Identify 5 early consequences of oestrogen deficiency
- Hot flushes
- Menstrual irregularity
- Psychological changes
Identify 5 intermediate consequences of oestrogen deficiency
- Vaginal atrophy
- Skin atrophy
- Stress urinary incontinence
Identify 3 late consequences of oestrogen deficiency
- Atherosclerosis (CVD & CHD)
- Alzheimer's disease
Describe the causes and treatment of hot flushes
- Hot flush occurs due to vascular changes and transient rises in skin temperature
- Relieved by oestrogen treatment
Explain why dysfunctional uterine bleeding occurs in the pre/perimenopause phases
- Continued oestrogen thickens endometrium (hyperplasia)
- No ovulation = no progesterone = no corpus luteum
Leads to a late menstrual period followed by irregular bleeding and spotting
How does dysfunctional uterine bleeding present?
- Spotting between cycles
- Extremely heavy bleeding
- Mid-cycle bleeding
- Longer, shorter / unpredictable lengths of time between periods
- Longer, shorter / unpredictable durations of periods
Describe the manifestations of the psychological changes in menopause
- Frequent headache
Describe the general changes in appearance which accompanies menopause
- Skin: loses its elasticity, becomes thin and fine due to loss of elastin and & collagen
- Weight: likely increase around hips, waist & buttocks due irregular food habit (mood swing)
- Hair: becomes dry, coarse (± hair loss due to oestrogen decrease)
- Voice: becomes deeper as vocal cords thicken (oestrogen decrease)
Why do menopausal women often present with constipation?
- Diminished motor activity of the entire GI tract
- Intestines tend to be sluggish
Why do menopausal women often present with urinary incontinence and UTIs?
- Oestrogen decrease results in the tissue lining the urethra and bladder becoming drier, thinner and less elastic
- Changes in bladder due to loss of pelvic tone
How do the internal genital organs change during menopause?
- Regression & shrinkage of endometrium
- Cervix becomes smaller & thinner and appears to flush with vagina, which loses its rugae

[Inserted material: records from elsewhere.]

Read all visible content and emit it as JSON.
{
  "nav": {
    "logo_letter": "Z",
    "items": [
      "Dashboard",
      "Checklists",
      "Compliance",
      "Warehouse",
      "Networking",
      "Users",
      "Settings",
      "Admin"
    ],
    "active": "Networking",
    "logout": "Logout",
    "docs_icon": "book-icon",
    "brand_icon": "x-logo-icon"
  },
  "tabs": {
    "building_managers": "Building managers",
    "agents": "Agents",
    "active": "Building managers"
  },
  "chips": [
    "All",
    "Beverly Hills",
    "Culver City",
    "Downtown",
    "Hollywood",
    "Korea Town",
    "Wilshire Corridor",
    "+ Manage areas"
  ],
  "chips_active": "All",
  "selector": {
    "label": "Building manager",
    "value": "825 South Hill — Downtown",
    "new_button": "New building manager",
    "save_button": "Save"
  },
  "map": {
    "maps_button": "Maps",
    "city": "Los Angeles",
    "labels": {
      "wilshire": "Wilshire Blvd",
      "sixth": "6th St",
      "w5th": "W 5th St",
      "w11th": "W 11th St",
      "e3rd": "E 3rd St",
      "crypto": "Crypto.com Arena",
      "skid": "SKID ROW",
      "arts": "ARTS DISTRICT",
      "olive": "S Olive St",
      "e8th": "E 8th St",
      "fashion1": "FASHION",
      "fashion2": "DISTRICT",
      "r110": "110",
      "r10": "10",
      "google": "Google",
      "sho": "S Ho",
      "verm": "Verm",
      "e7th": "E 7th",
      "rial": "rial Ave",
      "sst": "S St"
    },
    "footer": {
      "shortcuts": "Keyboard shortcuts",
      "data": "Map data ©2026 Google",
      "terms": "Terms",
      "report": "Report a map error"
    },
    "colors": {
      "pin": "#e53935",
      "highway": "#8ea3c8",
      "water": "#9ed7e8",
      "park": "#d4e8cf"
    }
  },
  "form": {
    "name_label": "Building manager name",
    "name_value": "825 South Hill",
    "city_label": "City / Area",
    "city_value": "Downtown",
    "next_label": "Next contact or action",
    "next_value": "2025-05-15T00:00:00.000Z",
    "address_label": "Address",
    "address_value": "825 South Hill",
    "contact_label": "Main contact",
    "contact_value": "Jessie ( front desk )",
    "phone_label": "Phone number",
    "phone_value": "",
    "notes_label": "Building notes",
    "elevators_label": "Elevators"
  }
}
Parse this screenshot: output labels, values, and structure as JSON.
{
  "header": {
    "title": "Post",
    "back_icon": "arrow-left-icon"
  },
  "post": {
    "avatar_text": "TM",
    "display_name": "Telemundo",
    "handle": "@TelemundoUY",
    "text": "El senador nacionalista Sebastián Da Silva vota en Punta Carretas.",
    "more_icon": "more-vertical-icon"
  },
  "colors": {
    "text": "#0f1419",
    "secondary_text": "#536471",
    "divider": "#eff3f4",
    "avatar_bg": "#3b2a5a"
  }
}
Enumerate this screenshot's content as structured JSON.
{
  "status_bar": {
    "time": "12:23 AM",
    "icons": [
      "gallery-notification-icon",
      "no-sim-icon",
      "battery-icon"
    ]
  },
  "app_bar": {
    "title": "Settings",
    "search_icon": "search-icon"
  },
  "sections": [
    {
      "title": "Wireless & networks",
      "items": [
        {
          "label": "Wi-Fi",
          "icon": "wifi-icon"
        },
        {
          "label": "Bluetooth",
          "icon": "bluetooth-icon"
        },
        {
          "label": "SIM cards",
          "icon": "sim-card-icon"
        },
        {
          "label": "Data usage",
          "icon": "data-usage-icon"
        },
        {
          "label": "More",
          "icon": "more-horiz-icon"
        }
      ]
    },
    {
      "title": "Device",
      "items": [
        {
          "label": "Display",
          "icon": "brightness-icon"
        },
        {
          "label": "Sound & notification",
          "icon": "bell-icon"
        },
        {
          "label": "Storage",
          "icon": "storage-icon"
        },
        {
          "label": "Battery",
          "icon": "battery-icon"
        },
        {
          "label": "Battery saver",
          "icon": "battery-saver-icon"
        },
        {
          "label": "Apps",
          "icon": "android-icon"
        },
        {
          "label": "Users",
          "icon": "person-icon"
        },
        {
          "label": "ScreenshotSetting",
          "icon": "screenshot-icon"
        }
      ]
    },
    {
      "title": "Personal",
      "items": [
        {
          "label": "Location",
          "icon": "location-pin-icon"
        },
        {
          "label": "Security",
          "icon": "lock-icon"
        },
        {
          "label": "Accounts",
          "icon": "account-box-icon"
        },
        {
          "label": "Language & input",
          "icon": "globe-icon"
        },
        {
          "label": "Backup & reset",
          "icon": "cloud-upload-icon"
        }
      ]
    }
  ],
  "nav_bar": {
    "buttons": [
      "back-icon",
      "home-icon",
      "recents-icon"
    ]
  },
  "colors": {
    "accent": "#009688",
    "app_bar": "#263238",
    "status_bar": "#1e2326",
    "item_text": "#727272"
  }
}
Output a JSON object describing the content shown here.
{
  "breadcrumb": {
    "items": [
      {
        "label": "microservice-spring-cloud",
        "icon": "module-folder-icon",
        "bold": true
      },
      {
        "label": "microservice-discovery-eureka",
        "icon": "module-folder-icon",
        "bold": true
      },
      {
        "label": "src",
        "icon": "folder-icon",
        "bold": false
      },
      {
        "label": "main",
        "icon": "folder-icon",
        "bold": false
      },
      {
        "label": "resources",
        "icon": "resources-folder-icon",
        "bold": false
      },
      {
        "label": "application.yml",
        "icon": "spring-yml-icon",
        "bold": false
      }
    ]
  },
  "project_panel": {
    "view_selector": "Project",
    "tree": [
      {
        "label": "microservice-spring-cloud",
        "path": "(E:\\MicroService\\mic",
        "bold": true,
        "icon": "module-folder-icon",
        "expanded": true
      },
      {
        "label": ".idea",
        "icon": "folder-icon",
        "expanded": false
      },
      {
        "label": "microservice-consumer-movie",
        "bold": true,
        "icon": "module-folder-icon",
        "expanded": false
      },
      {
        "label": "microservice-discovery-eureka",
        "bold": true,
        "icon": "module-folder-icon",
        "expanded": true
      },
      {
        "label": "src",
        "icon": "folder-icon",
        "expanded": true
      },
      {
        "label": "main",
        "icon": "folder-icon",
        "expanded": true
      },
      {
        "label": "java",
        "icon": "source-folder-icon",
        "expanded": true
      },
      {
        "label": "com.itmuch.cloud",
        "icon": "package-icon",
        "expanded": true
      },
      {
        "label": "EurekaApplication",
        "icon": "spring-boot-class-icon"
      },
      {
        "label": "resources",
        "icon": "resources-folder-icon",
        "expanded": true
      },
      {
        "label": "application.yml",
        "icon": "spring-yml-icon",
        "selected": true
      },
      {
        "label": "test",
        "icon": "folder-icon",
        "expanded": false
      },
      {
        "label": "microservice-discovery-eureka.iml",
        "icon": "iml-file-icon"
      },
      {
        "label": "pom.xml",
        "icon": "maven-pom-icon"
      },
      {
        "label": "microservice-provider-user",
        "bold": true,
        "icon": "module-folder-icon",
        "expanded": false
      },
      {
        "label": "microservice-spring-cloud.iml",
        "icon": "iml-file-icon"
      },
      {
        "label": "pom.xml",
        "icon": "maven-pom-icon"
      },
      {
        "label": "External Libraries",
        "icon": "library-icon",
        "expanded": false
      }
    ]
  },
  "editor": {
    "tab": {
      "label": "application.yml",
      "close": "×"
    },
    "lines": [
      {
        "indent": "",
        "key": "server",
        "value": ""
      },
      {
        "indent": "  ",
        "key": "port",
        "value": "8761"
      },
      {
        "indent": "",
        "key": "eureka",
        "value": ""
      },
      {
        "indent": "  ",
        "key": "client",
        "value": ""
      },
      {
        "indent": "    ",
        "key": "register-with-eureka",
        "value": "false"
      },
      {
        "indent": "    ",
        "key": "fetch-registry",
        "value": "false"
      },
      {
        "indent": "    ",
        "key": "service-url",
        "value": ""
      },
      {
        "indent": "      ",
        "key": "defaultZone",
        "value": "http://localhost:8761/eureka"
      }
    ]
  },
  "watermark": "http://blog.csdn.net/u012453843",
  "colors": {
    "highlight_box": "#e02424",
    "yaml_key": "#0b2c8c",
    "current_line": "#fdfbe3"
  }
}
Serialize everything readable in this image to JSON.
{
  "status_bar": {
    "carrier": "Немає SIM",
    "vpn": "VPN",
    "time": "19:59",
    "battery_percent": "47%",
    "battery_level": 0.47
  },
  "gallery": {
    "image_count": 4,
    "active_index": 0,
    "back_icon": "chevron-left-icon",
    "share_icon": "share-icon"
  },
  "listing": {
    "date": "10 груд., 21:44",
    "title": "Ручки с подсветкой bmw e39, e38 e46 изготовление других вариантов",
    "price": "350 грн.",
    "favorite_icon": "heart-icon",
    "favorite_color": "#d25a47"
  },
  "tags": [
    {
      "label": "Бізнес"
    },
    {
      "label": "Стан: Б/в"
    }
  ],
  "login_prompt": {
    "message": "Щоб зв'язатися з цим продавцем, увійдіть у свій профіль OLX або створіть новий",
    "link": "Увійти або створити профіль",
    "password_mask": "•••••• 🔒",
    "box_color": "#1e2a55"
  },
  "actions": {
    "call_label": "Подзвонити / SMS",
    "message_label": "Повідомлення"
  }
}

How do the external genital organs change during menopause?
- Vulva – decrease in fat in the labia majora & mons pubis
- Breast – flat and shrivelled (thin women) or remain flabby and pendulous (heavy women)
Why are post-menopausal women at high-risk of osteoporosis?
- Bone mass reduces by 2.5% per year for several years (Ca2+ moves out)
- Reduced oestrogen enhances osteoclast ability to absorb bone
Why is there a gradual rise in the risk of heart disease and stroke after menopause?
Lack of oestrogen and progesterone:
- Increases plasma cholesterol (hyperlipidemia)
- Increases in systolic and diastolic pressure (hypertension)
- Carbohydrate tolerance decreases (diabetes)
Outline the non-hormonal treatments of menopause
- Hot flushes & night sweats: dressing in light layers, avoid caffeine, alcohol and spicy foods
- Weight gain: lifestyle changes (dietary fat intake & exercise)
HRT is indicated in menopausal women to overcome the short-term and long- term consequences of oestrogen deficiency.
How can it be administered?
- Orally (pill form)
- Vaginally (as a cream)
- Transdermally (in patch form)
What are the possible disadvantages to HRT?
- Heart disease
- Mental decline
- Breast cancer
- Ovarian cancer
Why aren't oestrogen only preparations given to women who haven't had a hysterectomy?
Oestrogen causes endometrial proliferation outside the uterus, possibly causing endometrial cancer